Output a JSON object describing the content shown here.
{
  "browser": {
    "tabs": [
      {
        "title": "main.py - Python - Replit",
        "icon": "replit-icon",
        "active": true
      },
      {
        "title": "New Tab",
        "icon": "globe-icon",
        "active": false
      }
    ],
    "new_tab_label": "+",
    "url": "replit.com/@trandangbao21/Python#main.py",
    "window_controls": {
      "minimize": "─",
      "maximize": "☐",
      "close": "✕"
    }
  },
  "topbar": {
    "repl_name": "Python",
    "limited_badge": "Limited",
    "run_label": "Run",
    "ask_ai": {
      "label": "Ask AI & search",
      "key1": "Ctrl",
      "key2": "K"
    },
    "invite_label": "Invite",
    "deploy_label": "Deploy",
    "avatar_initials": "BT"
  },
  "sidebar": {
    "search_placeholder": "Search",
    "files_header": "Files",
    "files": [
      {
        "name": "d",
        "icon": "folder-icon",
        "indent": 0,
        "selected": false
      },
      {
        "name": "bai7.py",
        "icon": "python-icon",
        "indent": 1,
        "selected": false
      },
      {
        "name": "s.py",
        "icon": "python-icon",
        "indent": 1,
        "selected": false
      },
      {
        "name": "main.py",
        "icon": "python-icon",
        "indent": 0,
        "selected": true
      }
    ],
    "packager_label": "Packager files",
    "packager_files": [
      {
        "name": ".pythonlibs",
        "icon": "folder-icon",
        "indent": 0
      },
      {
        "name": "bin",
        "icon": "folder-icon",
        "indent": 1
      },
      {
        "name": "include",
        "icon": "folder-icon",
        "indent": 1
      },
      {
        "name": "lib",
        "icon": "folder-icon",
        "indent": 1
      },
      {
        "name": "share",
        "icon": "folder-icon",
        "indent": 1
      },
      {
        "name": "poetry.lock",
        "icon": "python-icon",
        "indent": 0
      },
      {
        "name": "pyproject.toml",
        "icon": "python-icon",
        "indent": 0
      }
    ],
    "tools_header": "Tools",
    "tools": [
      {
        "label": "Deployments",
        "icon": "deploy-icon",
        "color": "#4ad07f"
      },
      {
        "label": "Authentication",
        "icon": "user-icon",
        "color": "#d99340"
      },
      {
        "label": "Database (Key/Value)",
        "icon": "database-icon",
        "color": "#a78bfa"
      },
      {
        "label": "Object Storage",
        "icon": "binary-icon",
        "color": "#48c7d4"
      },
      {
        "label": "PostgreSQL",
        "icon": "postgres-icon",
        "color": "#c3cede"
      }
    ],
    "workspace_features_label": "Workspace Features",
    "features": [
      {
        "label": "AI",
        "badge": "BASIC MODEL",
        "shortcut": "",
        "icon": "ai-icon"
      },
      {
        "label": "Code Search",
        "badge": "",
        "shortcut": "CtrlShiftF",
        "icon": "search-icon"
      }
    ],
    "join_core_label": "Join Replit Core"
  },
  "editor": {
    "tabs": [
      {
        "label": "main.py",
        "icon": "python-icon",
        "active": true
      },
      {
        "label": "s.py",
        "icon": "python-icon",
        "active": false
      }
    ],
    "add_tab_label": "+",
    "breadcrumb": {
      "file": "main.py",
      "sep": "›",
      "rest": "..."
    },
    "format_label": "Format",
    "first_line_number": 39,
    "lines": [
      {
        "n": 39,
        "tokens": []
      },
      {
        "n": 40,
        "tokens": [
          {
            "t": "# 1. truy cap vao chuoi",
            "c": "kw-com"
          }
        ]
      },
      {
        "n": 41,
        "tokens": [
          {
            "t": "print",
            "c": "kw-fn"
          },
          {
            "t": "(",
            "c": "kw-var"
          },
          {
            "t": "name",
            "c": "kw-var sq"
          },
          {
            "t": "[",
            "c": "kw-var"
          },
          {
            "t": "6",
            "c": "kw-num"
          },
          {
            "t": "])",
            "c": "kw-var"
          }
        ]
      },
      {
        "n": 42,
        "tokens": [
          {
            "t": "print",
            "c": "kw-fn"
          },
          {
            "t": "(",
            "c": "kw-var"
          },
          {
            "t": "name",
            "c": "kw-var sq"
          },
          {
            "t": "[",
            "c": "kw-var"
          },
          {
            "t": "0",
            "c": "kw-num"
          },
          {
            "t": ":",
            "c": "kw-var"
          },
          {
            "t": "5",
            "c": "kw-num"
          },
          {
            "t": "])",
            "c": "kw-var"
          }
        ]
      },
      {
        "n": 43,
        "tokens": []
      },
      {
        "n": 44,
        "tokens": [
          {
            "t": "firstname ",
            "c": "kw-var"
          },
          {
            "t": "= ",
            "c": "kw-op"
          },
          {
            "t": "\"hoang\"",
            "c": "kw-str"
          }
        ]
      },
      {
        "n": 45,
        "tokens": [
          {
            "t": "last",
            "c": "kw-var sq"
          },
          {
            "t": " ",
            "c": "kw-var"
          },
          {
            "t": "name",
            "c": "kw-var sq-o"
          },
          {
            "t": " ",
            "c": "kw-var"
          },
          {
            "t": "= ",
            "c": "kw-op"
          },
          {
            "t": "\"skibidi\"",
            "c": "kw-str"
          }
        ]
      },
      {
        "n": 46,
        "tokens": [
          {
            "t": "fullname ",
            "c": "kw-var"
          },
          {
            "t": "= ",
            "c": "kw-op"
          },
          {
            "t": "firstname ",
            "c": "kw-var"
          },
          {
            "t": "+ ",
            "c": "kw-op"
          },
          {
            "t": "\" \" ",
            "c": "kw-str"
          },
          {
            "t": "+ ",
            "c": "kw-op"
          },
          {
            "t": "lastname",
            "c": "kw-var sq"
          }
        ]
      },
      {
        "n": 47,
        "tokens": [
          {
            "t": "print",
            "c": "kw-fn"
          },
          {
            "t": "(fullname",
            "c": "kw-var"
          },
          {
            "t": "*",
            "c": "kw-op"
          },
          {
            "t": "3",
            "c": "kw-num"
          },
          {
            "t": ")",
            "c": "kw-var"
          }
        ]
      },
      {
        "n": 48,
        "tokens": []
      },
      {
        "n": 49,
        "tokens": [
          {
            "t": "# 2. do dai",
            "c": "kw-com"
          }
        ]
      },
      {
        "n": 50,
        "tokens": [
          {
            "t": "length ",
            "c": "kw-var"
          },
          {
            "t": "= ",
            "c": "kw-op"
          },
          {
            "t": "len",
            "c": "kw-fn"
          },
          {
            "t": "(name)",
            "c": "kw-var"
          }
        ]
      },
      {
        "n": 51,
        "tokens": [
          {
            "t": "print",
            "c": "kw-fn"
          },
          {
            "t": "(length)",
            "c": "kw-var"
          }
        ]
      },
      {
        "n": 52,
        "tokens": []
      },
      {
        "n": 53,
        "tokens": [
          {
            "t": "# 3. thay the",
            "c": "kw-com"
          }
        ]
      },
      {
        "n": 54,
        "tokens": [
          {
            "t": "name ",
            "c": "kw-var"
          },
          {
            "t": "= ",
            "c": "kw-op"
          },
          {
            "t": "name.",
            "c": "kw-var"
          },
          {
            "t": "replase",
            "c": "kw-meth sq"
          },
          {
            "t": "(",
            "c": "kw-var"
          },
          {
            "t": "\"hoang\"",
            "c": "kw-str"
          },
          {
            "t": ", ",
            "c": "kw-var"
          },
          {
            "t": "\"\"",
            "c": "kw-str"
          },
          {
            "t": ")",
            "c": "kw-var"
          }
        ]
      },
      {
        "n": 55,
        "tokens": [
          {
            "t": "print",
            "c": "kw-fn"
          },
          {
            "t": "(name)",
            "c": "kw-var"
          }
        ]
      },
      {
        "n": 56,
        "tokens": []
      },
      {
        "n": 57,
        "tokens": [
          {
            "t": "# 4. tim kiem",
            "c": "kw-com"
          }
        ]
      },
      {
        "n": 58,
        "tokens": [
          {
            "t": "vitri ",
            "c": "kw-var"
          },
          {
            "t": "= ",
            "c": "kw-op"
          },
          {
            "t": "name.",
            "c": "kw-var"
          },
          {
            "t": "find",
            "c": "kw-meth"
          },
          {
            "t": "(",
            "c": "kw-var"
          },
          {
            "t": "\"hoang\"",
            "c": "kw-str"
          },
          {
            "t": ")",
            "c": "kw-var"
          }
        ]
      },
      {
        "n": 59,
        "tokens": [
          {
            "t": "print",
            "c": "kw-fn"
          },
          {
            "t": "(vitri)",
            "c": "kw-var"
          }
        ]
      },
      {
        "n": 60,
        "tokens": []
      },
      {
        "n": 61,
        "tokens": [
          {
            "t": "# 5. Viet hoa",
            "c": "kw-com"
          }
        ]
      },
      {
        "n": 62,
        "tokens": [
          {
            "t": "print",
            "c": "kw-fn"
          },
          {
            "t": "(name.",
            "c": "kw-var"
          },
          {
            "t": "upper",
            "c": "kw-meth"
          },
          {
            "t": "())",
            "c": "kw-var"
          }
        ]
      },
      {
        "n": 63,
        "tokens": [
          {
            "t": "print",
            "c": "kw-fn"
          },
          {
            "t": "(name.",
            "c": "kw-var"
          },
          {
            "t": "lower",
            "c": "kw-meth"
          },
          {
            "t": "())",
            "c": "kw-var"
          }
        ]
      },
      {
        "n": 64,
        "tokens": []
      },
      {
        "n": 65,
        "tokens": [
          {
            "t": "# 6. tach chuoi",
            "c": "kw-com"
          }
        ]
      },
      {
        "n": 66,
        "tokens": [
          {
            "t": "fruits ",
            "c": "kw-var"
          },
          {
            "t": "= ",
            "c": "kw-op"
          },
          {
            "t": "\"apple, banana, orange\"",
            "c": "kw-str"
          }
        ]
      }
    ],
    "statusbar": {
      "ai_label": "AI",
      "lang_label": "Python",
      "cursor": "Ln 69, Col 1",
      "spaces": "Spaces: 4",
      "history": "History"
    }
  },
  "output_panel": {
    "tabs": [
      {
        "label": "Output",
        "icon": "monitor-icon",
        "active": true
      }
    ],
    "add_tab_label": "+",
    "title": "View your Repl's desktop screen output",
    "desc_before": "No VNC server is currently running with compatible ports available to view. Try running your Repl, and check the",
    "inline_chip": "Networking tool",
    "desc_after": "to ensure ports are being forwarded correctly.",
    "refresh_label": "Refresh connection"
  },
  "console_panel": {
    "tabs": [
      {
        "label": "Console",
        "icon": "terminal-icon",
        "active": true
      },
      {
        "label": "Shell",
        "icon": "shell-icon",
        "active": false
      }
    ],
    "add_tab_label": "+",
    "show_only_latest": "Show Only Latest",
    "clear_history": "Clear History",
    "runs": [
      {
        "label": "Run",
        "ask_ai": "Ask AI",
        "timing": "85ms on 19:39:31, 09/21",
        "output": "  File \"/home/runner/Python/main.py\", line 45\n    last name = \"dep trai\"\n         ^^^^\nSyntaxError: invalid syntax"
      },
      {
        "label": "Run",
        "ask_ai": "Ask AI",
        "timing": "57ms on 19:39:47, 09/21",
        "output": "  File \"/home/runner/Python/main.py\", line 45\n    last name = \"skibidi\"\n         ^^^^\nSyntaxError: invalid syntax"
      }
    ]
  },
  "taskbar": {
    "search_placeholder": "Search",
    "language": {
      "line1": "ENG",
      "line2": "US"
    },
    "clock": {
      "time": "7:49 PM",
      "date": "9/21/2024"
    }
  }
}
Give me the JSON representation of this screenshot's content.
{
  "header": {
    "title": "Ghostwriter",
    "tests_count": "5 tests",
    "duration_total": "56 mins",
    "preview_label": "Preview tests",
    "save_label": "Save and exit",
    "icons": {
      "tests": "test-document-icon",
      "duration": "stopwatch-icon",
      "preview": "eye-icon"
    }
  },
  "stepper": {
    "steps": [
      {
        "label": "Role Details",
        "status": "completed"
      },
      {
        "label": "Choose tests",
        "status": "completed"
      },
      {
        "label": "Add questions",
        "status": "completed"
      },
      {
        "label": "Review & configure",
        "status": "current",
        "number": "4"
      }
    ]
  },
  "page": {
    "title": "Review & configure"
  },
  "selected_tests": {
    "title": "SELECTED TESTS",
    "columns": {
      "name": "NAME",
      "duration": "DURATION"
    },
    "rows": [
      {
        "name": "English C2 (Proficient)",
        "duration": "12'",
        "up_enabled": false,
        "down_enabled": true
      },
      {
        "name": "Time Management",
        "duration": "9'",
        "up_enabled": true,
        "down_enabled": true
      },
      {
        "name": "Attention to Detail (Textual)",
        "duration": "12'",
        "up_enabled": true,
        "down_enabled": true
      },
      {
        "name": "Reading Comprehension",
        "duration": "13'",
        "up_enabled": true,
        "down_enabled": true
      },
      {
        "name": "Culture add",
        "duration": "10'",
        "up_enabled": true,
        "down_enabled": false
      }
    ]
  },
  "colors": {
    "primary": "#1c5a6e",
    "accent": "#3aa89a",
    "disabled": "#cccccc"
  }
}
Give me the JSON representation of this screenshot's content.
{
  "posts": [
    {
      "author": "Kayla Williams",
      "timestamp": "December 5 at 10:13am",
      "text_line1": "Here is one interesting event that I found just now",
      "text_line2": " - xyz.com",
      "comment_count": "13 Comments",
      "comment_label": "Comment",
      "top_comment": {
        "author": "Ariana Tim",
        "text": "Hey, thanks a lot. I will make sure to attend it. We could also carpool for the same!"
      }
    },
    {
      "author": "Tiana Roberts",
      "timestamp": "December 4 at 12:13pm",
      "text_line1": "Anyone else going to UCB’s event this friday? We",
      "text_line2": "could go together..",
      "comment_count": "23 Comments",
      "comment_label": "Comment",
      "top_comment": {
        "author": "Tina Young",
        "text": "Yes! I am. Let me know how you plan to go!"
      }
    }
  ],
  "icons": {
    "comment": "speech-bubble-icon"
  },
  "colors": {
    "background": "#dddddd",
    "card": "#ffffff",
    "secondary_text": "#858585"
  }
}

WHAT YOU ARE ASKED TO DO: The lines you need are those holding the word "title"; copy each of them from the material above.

RESULT FOR THIS EXERCISE:
        "title": "main.py - Python - Replit",
        "title": "New Tab",
    "title": "View your Repl's desktop screen output",
    "title": "Ghostwriter",
    "title": "Review & configure"
    "title": "SELECTED TESTS",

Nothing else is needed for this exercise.